Exercise instructions:
From first entry to last, give the listing again verbatim.

==== Material to process ====

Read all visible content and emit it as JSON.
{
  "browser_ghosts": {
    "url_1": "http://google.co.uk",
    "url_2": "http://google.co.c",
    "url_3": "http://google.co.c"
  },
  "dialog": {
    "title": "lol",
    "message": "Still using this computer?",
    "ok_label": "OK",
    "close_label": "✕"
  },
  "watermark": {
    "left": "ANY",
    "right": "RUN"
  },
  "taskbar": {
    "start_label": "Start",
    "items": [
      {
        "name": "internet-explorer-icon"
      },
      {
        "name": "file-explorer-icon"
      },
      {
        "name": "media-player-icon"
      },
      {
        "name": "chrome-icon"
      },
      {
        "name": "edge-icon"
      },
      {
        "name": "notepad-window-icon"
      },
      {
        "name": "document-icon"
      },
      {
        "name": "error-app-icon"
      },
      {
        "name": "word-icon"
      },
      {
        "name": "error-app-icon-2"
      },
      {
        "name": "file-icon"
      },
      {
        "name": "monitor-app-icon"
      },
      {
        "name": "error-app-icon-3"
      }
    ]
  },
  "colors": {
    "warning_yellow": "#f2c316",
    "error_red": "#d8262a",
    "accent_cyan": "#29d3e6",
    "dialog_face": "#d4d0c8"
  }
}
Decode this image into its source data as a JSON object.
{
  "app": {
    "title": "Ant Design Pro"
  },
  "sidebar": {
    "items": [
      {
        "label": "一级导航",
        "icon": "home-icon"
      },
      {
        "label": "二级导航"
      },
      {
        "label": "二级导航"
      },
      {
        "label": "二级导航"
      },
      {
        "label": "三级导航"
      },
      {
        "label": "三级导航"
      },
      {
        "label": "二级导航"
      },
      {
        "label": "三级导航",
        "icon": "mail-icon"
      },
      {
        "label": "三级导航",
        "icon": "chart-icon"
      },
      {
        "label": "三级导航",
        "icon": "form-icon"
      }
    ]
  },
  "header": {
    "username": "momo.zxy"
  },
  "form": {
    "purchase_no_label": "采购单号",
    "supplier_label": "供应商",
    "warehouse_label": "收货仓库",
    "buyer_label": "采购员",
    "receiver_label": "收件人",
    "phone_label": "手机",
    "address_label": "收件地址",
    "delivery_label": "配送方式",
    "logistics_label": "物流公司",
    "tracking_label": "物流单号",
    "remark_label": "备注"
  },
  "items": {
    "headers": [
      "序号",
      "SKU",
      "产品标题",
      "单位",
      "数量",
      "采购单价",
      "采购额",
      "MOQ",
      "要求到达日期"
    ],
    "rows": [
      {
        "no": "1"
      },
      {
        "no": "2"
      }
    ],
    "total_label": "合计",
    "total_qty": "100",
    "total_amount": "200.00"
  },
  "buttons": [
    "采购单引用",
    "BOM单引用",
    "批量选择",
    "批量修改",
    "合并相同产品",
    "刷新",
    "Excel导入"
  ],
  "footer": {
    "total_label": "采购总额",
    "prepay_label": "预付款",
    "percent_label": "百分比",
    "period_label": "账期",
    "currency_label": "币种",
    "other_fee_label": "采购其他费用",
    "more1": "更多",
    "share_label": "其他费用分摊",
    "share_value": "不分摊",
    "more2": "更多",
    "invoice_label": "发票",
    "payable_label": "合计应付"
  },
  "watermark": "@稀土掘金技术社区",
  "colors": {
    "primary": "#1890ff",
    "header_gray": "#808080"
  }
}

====

Written solution:
Read all visible content and emit it as JSON.
{
  "browser_ghosts": {
    "url_1": "http://google.co.uk",
    "url_2": "http://google.co.c",
    "url_3": "http://google.co.c"
  },
  "dialog": {
    "title": "lol",
    "message": "Still using this computer?",
    "ok_label": "OK",
    "close_label": "✕"
  },
  "watermark": {
    "left": "ANY",
    "right": "RUN"
  },
  "taskbar": {
    "start_label": "Start",
    "items": [
      {
        "name": "internet-explorer-icon"
      },
      {
        "name": "file-explorer-icon"
      },
      {
        "name": "media-player-icon"
      },
      {
        "name": "chrome-icon"
      },
      {
        "name": "edge-icon"
      },
      {
        "name": "notepad-window-icon"
      },
      {
        "name": "document-icon"
      },
      {
        "name": "error-app-icon"
      },
      {
        "name": "word-icon"
      },
      {
        "name": "error-app-icon-2"
      },
      {
        "name": "file-icon"
      },
      {
        "name": "monitor-app-icon"
      },
      {
        "name": "error-app-icon-3"
      }
    ]
  },
  "colors": {
    "warning_yellow": "#f2c316",
    "error_red": "#d8262a",
    "accent_cyan": "#29d3e6",
    "dialog_face": "#d4d0c8"
  }
}
Decode this image into its source data as a JSON object.
{
  "app": {
    "title": "Ant Design Pro"
  },
  "sidebar": {
    "items": [
      {
        "label": "一级导航",
        "icon": "home-icon"
      },
      {
        "label": "二级导航"
      },
      {
        "label": "二级导航"
      },
      {
        "label": "二级导航"
      },
      {
        "label": "三级导航"
      },
      {
        "label": "三级导航"
      },
      {
        "label": "二级导航"
      },
      {
        "label": "三级导航",
        "icon": "mail-icon"
      },
      {
        "label": "三级导航",
        "icon": "chart-icon"
      },
      {
        "label": "三级导航",
        "icon": "form-icon"
      }
    ]
  },
  "header": {
    "username": "momo.zxy"
  },
  "form": {
    "purchase_no_label": "采购单号",
    "supplier_label": "供应商",
    "warehouse_label": "收货仓库",
    "buyer_label": "采购员",
    "receiver_label": "收件人",
    "phone_label": "手机",
    "address_label": "收件地址",
    "delivery_label": "配送方式",
    "logistics_label": "物流公司",
    "tracking_label": "物流单号",
    "remark_label": "备注"
  },
  "items": {
    "headers": [
      "序号",
      "SKU",
      "产品标题",
      "单位",
      "数量",
      "采购单价",
      "采购额",
      "MOQ",
      "要求到达日期"
    ],
    "rows": [
      {
        "no": "1"
      },
      {
        "no": "2"
      }
    ],
    "total_label": "合计",
    "total_qty": "100",
    "total_amount": "200.00"
  },
  "buttons": [
    "采购单引用",
    "BOM单引用",
    "批量选择",
    "批量修改",
    "合并相同产品",
    "刷新",
    "Excel导入"
  ],
  "footer": {
    "total_label": "采购总额",
    "prepay_label": "预付款",
    "percent_label": "百分比",
    "period_label": "账期",
    "currency_label": "币种",
    "other_fee_label": "采购其他费用",
    "more1": "更多",
    "share_label": "其他费用分摊",
    "share_value": "不分摊",
    "more2": "更多",
    "invoice_label": "发票",
    "payable_label": "合计应付"
  },
  "watermark": "@稀土掘金技术社区",
  "colors": {
    "primary": "#1890ff",
    "header_gray": "#808080"
  }
}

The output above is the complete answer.